> _Problem details_
Restate the data below, keeping every line the same.

> _Data in this exercise_
________________________
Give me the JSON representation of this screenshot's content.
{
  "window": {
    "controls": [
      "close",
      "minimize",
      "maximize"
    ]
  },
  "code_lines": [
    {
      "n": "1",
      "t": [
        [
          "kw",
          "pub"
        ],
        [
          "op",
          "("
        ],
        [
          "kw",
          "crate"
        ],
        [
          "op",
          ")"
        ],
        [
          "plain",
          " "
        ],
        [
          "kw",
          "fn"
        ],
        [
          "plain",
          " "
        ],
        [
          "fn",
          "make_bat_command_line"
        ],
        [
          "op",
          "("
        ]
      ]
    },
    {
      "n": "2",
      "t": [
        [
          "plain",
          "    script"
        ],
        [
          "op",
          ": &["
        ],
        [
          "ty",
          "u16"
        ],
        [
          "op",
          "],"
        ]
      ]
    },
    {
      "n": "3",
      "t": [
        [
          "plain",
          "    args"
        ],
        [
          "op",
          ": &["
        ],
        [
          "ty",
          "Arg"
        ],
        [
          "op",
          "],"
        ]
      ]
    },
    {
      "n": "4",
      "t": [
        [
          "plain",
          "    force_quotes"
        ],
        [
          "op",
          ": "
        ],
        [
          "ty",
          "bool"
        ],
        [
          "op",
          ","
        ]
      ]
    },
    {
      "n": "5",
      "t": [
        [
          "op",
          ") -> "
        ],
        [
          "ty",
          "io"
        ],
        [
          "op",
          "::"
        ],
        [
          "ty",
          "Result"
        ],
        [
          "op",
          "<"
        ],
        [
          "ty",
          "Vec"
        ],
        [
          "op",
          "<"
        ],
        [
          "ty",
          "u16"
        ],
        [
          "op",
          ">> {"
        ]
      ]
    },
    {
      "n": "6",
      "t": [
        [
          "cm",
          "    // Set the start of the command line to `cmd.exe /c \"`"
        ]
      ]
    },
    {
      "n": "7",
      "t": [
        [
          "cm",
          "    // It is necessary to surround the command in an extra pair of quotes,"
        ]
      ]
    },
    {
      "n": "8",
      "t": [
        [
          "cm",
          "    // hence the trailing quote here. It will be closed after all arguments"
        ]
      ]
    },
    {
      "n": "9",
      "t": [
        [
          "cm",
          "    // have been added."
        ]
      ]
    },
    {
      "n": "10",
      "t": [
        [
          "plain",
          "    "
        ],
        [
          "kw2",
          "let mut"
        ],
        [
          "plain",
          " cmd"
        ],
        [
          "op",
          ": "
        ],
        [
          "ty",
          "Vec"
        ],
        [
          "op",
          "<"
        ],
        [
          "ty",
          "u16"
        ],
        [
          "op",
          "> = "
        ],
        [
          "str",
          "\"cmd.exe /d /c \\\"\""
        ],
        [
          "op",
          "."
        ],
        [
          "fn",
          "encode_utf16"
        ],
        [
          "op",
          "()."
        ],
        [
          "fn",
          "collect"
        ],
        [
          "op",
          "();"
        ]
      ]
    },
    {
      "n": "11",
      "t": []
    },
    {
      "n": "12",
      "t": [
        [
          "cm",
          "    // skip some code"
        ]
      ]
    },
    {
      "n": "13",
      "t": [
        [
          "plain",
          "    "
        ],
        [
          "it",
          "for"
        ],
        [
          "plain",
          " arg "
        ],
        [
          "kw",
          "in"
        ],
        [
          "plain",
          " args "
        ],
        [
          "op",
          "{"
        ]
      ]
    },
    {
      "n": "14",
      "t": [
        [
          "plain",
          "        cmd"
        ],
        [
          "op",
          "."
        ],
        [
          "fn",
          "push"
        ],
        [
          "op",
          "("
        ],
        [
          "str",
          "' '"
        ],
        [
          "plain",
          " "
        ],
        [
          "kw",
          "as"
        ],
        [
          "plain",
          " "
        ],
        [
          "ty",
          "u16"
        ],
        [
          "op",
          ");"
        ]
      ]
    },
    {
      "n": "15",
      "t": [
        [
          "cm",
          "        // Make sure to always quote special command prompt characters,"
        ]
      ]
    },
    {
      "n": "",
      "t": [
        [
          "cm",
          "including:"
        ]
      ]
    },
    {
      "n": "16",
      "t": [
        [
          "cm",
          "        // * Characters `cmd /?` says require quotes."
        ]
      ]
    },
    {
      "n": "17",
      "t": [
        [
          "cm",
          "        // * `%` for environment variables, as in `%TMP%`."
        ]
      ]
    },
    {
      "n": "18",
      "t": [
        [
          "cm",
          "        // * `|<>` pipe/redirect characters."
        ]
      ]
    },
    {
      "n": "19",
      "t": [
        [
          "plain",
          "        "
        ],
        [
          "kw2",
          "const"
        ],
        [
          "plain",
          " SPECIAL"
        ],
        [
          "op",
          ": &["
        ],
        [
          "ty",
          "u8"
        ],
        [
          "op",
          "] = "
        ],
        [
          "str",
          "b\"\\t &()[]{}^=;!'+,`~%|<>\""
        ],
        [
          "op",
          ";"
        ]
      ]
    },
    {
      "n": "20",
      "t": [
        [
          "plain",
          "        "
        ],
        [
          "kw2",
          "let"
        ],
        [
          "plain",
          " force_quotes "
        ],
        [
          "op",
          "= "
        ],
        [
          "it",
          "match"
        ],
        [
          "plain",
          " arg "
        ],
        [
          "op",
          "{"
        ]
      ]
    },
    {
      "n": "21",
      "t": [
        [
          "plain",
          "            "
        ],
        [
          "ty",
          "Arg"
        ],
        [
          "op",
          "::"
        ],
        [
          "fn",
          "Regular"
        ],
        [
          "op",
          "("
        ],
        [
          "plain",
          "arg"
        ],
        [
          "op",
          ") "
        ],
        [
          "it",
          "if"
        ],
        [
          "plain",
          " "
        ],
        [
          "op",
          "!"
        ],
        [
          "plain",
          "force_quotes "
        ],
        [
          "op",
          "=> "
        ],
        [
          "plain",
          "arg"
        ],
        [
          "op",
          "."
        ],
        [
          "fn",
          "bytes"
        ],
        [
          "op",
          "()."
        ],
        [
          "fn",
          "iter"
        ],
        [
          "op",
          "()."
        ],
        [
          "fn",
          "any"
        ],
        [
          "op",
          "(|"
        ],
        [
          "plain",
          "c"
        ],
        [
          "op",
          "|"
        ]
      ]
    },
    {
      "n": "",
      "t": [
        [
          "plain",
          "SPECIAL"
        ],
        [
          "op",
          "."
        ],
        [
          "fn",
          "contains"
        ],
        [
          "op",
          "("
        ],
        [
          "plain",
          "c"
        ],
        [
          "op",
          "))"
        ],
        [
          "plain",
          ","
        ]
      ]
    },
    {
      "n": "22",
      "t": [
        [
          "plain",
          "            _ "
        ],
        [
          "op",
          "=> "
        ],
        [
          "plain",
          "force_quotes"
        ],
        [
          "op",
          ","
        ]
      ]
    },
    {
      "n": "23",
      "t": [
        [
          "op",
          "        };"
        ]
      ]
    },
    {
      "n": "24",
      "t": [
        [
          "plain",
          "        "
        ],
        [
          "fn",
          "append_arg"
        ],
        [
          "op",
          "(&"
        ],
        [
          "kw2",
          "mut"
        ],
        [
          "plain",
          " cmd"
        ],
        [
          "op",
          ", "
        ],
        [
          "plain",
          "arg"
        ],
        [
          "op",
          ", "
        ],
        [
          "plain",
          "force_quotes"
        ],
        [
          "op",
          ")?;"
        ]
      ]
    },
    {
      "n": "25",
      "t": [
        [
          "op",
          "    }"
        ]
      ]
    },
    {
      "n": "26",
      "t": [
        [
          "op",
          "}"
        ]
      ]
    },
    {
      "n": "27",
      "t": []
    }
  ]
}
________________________
> _Written solution_
Give me the JSON representation of this screenshot's content.
{
  "window": {
    "controls": [
      "close",
      "minimize",
      "maximize"
    ]
  },
  "code_lines": [
    {
      "n": "1",
      "t": [
        [
          "kw",
          "pub"
        ],
        [
          "op",
          "("
        ],
        [
          "kw",
          "crate"
        ],
        [
          "op",
          ")"
        ],
        [
          "plain",
          " "
        ],
        [
          "kw",
          "fn"
        ],
        [
          "plain",
          " "
        ],
        [
          "fn",
          "make_bat_command_line"
        ],
        [
          "op",
          "("
        ]
      ]
    },
    {
      "n": "2",
      "t": [
        [
          "plain",
          "    script"
        ],
        [
          "op",
          ": &["
        ],
        [
          "ty",
          "u16"
        ],
        [
          "op",
          "],"
        ]
      ]
    },
    {
      "n": "3",
      "t": [
        [
          "plain",
          "    args"
        ],
        [
          "op",
          ": &["
        ],
        [
          "ty",
          "Arg"
        ],
        [
          "op",
          "],"
        ]
      ]
    },
    {
      "n": "4",
      "t": [
        [
          "plain",
          "    force_quotes"
        ],
        [
          "op",
          ": "
        ],
        [
          "ty",
          "bool"
        ],
        [
          "op",
          ","
        ]
      ]
    },
    {
      "n": "5",
      "t": [
        [
          "op",
          ") -> "
        ],
        [
          "ty",
          "io"
        ],
        [
          "op",
          "::"
        ],
        [
          "ty",
          "Result"
        ],
        [
          "op",
          "<"
        ],
        [
          "ty",
          "Vec"
        ],
        [
          "op",
          "<"
        ],
        [
          "ty",
          "u16"
        ],
        [
          "op",
          ">> {"
        ]
      ]
    },
    {
      "n": "6",
      "t": [
        [
          "cm",
          "    // Set the start of the command line to `cmd.exe /c \"`"
        ]
      ]
    },
    {
      "n": "7",
      "t": [
        [
          "cm",
          "    // It is necessary to surround the command in an extra pair of quotes,"
        ]
      ]
    },
    {
      "n": "8",
      "t": [
        [
          "cm",
          "    // hence the trailing quote here. It will be closed after all arguments"
        ]
      ]
    },
    {
      "n": "9",
      "t": [
        [
          "cm",
          "    // have been added."
        ]
      ]
    },
    {
      "n": "10",
      "t": [
        [
          "plain",
          "    "
        ],
        [
          "kw2",
          "let mut"
        ],
        [
          "plain",
          " cmd"
        ],
        [
          "op",
          ": "
        ],
        [
          "ty",
          "Vec"
        ],
        [
          "op",
          "<"
        ],
        [
          "ty",
          "u16"
        ],
        [
          "op",
          "> = "
        ],
        [
          "str",
          "\"cmd.exe /d /c \\\"\""
        ],
        [
          "op",
          "."
        ],
        [
          "fn",
          "encode_utf16"
        ],
        [
          "op",
          "()."
        ],
        [
          "fn",
          "collect"
        ],
        [
          "op",
          "();"
        ]
      ]
    },
    {
      "n": "11",
      "t": []
    },
    {
      "n": "12",
      "t": [
        [
          "cm",
          "    // skip some code"
        ]
      ]
    },
    {
      "n": "13",
      "t": [
        [
          "plain",
          "    "
        ],
        [
          "it",
          "for"
        ],
        [
          "plain",
          " arg "
        ],
        [
          "kw",
          "in"
        ],
        [
          "plain",
          " args "
        ],
        [
          "op",
          "{"
        ]
      ]
    },
    {
      "n": "14",
      "t": [
        [
          "plain",
          "        cmd"
        ],
        [
          "op",
          "."
        ],
        [
          "fn",
          "push"
        ],
        [
          "op",
          "("
        ],
        [
          "str",
          "' '"
        ],
        [
          "plain",
          " "
        ],
        [
          "kw",
          "as"
        ],
        [
          "plain",
          " "
        ],
        [
          "ty",
          "u16"
        ],
        [
          "op",
          ");"
        ]
      ]
    },
    {
      "n": "15",
      "t": [
        [
          "cm",
          "        // Make sure to always quote special command prompt characters,"
        ]
      ]
    },
    {
      "n": "",
      "t": [
        [
          "cm",
          "including:"
        ]
      ]
    },
    {
      "n": "16",
      "t": [
        [
          "cm",
          "        // * Characters `cmd /?` says require quotes."
        ]
      ]
    },
    {
      "n": "17",
      "t": [
        [
          "cm",
          "        // * `%` for environment variables, as in `%TMP%`."
        ]
      ]
    },
    {
      "n": "18",
      "t": [
        [
          "cm",
          "        // * `|<>` pipe/redirect characters."
        ]
      ]
    },
    {
      "n": "19",
      "t": [
        [
          "plain",
          "        "
        ],
        [
          "kw2",
          "const"
        ],
        [
          "plain",
          " SPECIAL"
        ],
        [
          "op",
          ": &["
        ],
        [
          "ty",
          "u8"
        ],
        [
          "op",
          "] = "
        ],
        [
          "str",
          "b\"\\t &()[]{}^=;!'+,`~%|<>\""
        ],
        [
          "op",
          ";"
        ]
      ]
    },
    {
      "n": "20",
      "t": [
        [
          "plain",
          "        "
        ],
        [
          "kw2",
          "let"
        ],
        [
          "plain",
          " force_quotes "
        ],
        [
          "op",
          "= "
        ],
        [
          "it",
          "match"
        ],
        [
          "plain",
          " arg "
        ],
        [
          "op",
          "{"
        ]
      ]
    },
    {
      "n": "21",
      "t": [
        [
          "plain",
          "            "
        ],
        [
          "ty",
          "Arg"
        ],
        [
          "op",
          "::"
        ],
        [
          "fn",
          "Regular"
        ],
        [
          "op",
          "("
        ],
        [
          "plain",
          "arg"
        ],
        [
          "op",
          ") "
        ],
        [
          "it",
          "if"
        ],
        [
          "plain",
          " "
        ],
        [
          "op",
          "!"
        ],
        [
          "plain",
          "force_quotes "
        ],
        [
          "op",
          "=> "
        ],
        [
          "plain",
          "arg"
        ],
        [
          "op",
          "."
        ],
        [
          "fn",
          "bytes"
        ],
        [
          "op",
          "()."
        ],
        [
          "fn",
          "iter"
        ],
        [
          "op",
          "()."
        ],
        [
          "fn",
          "any"
        ],
        [
          "op",
          "(|"
        ],
        [
          "plain",
          "c"
        ],
        [
          "op",
          "|"
        ]
      ]
    },
    {
      "n": "",
      "t": [
        [
          "plain",
          "SPECIAL"
        ],
        [
          "op",
          "."
        ],
        [
          "fn",
          "contains"
        ],
        [
          "op",
          "("
        ],
        [
          "plain",
          "c"
        ],
        [
          "op",
          "))"
        ],
        [
          "plain",
          ","
        ]
      ]
    },
    {
      "n": "22",
      "t": [
        [
          "plain",
          "            _ "
        ],
        [
          "op",
          "=> "
        ],
        [
          "plain",
          "force_quotes"
        ],
        [
          "op",
          ","
        ]
      ]
    },
    {
      "n": "23",
      "t": [
        [
          "op",
          "        };"
        ]
      ]
    },
    {
      "n": "24",
      "t": [
        [
          "plain",
          "        "
        ],
        [
          "fn",
          "append_arg"
        ],
        [
          "op",
          "(&"
        ],
        [
          "kw2",
          "mut"
        ],
        [
          "plain",
          " cmd"
        ],
        [
          "op",
          ", "
        ],
        [
          "plain",
          "arg"
        ],
        [
          "op",
          ", "
        ],
        [
          "plain",
          "force_quotes"
        ],
        [
          "op",
          ")?;"
        ]
      ]
    },
    {
      "n": "25",
      "t": [
        [
          "op",
          "    }"
        ]
      ]
    },
    {
      "n": "26",
      "t": [
        [
          "op",
          "}"
        ]
      ]
    },
    {
      "n": "27",
      "t": []
    }
  ]
}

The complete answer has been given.